* **Action item**:
All lines in the material with the string "heading" should be listed.

* **Entries supplied**:
■ ■ ■ ■ ■ ■ ■

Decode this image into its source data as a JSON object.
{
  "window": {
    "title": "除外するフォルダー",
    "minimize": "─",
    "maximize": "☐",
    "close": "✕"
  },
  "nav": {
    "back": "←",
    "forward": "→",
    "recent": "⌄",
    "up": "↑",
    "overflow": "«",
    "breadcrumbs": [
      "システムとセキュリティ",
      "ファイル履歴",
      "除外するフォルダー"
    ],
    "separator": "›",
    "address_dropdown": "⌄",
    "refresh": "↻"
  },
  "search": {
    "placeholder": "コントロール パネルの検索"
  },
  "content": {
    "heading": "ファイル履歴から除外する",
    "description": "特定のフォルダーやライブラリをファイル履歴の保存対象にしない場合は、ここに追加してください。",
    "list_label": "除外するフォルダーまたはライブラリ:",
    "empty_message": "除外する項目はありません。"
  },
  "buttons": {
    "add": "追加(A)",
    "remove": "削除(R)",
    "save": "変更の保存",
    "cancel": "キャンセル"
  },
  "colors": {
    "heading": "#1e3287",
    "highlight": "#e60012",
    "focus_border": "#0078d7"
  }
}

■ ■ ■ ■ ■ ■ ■

* **Answer box**:
    "heading": "ファイル履歴から除外する",
    "heading": "#1e3287",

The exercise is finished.